[Component data from apps and pages]
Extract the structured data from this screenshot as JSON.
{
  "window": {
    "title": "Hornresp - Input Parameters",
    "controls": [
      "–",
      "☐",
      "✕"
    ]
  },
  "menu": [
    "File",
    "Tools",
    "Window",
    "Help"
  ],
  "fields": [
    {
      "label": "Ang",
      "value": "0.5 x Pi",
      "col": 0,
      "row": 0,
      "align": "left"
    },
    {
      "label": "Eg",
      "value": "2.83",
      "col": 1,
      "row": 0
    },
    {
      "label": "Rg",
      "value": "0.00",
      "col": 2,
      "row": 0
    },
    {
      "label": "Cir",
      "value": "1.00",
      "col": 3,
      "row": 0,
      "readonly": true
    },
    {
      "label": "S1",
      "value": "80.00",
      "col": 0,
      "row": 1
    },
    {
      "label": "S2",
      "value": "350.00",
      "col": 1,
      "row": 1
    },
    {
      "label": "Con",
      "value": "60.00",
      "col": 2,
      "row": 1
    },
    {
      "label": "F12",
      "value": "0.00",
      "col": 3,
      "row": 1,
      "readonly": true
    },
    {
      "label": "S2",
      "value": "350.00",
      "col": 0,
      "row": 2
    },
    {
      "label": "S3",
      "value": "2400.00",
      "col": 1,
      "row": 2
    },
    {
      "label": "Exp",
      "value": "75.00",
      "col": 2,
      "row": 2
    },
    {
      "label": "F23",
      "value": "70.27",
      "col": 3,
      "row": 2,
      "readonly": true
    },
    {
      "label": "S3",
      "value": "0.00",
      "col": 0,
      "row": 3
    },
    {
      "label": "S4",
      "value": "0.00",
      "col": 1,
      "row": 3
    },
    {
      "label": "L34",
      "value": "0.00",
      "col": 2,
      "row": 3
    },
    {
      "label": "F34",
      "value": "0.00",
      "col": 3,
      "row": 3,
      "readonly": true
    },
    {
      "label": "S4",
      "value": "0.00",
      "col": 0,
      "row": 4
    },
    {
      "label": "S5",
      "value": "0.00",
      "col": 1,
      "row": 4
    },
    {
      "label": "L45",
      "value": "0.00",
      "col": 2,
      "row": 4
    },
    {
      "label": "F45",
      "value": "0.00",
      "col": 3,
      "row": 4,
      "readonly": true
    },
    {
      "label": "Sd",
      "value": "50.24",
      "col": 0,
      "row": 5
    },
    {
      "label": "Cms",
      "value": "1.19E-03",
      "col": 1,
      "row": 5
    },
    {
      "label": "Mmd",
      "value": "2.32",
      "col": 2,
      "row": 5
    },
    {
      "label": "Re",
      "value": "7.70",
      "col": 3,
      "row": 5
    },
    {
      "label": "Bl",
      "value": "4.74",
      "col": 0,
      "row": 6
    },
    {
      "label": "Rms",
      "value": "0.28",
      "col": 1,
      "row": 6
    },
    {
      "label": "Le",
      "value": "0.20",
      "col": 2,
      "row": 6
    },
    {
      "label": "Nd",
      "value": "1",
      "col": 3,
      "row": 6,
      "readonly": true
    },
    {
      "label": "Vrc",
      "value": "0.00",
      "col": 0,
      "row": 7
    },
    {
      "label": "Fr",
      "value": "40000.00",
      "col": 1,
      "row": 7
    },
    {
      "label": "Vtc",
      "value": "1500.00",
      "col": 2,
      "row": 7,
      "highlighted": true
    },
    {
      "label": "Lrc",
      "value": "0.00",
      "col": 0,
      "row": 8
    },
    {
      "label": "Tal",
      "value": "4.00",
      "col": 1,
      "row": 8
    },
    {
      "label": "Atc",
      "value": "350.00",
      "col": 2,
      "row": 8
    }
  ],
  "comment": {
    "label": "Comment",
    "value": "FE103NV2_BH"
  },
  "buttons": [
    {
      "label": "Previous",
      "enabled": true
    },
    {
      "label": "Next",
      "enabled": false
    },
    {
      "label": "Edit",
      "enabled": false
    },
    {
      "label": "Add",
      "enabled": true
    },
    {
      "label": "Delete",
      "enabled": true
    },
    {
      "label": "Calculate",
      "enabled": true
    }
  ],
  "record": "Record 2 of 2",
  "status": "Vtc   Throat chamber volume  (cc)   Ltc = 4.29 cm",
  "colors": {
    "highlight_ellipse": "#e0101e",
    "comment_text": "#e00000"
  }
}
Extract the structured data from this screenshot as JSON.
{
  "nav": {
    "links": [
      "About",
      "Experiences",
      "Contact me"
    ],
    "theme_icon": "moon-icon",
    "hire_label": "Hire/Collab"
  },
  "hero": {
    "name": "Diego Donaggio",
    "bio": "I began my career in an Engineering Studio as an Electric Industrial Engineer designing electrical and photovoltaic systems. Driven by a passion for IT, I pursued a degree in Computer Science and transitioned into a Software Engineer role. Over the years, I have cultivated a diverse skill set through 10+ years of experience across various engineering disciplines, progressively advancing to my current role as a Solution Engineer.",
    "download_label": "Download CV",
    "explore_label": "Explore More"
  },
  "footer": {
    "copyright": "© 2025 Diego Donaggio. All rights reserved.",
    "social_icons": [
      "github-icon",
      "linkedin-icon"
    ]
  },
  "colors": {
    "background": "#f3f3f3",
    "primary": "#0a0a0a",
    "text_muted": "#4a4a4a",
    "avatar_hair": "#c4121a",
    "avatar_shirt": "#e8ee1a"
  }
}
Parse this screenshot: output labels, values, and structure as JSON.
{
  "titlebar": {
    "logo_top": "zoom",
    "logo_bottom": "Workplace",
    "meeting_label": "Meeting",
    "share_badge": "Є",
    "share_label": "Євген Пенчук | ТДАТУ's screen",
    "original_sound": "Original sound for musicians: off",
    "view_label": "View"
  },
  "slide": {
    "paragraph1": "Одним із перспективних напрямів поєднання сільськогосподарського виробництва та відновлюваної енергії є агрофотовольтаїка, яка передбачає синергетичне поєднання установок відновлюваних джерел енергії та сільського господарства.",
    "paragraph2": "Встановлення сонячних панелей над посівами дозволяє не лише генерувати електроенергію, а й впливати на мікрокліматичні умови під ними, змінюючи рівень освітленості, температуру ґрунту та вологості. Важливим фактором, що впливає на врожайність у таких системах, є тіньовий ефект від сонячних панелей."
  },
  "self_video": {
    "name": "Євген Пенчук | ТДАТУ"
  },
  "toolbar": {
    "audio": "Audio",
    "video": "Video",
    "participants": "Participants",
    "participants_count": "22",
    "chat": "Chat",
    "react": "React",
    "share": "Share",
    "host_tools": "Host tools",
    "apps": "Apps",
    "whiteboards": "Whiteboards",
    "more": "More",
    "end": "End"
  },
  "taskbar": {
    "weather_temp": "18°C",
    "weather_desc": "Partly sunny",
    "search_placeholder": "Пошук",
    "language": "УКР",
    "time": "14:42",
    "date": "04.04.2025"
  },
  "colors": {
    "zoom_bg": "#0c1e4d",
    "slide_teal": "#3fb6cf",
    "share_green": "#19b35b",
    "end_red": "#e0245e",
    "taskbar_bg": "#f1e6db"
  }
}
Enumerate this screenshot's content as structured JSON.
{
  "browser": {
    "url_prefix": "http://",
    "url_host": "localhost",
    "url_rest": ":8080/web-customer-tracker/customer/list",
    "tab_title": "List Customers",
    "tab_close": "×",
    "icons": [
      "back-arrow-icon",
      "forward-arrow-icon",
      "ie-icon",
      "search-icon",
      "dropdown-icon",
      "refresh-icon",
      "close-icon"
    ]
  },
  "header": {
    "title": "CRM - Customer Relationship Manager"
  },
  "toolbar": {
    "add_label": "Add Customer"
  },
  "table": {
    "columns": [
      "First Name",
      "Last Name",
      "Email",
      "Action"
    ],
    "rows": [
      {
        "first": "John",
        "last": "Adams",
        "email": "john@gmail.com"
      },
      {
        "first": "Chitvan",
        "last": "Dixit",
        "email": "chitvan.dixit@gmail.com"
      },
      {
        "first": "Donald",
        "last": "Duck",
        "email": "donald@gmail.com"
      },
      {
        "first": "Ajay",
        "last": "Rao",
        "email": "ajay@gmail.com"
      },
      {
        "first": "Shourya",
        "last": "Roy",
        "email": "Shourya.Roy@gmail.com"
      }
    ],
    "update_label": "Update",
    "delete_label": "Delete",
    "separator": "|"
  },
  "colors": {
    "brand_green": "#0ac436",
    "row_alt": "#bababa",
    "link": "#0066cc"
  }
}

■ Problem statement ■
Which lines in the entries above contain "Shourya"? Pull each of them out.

■ Written response ■
        "first": "Shourya",
        "email": "Shourya.Roy@gmail.com"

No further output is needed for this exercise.